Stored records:
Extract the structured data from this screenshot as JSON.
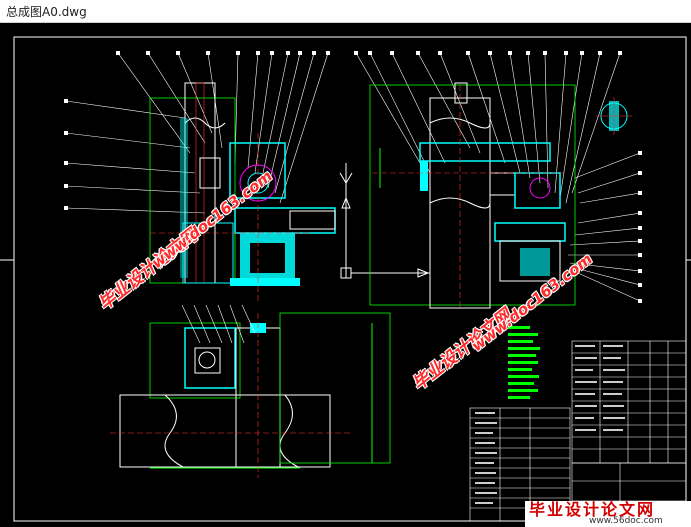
{
  "window": {
    "title": "总成图A0.dwg"
  },
  "watermark": {
    "site_name": "毕业设计论文网",
    "url": "www.doc163.com",
    "brand_name": "毕业设计论文网",
    "brand_url": "www.56doc.com"
  },
  "colors": {
    "background": "#000000",
    "line_white": "#ffffff",
    "line_green": "#00ff00",
    "line_cyan": "#00ffff",
    "line_red": "#ff3030",
    "line_magenta": "#ff00ff",
    "line_yellow": "#ffff00",
    "watermark_red": "#ff2a2a"
  }
}
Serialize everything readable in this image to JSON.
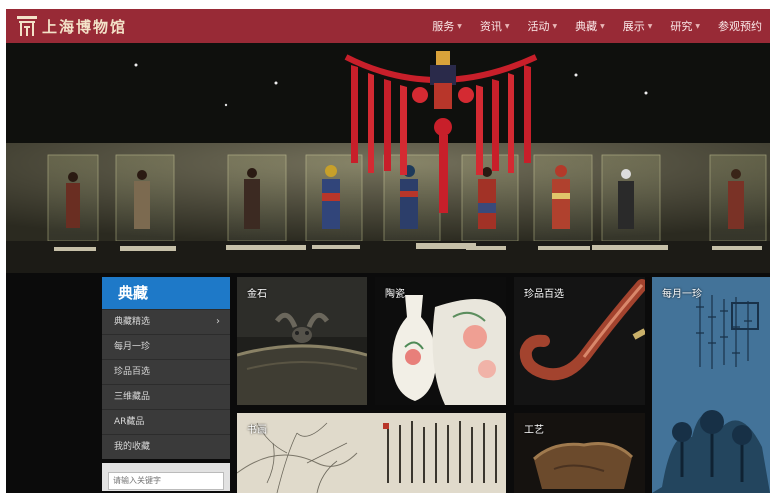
{
  "header": {
    "site_title": "上海博物馆",
    "nav": [
      {
        "label": "服务",
        "dropdown": true
      },
      {
        "label": "资讯",
        "dropdown": true
      },
      {
        "label": "活动",
        "dropdown": true
      },
      {
        "label": "典藏",
        "dropdown": true
      },
      {
        "label": "展示",
        "dropdown": true
      },
      {
        "label": "研究",
        "dropdown": true
      },
      {
        "label": "参观预约",
        "dropdown": false
      }
    ]
  },
  "side": {
    "title": "典藏",
    "items": [
      {
        "label": "典藏精选",
        "has_arrow": true
      },
      {
        "label": "每月一珍"
      },
      {
        "label": "珍品百选"
      },
      {
        "label": "三维藏品"
      },
      {
        "label": "AR藏品"
      },
      {
        "label": "我的收藏"
      }
    ],
    "search_placeholder": "请输入关键字"
  },
  "tiles": {
    "jinshi": "金石",
    "taoci": "陶瓷",
    "zhenpin": "珍品百选",
    "meiyue": "每月一珍",
    "shuhua": "书画",
    "gongyi": "工艺"
  },
  "colors": {
    "header_bg": "#982a36",
    "side_title_bg": "#1e79c8",
    "menu_bg": "#3a3a3a"
  },
  "icons": {
    "logo": "museum-logo-icon",
    "dropdown": "caret-down-icon",
    "submenu": "chevron-right-icon"
  }
}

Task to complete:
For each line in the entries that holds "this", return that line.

Result:
Extract the structured data from this screenshot as JSON.
Serialize everything readable in this image to JSON.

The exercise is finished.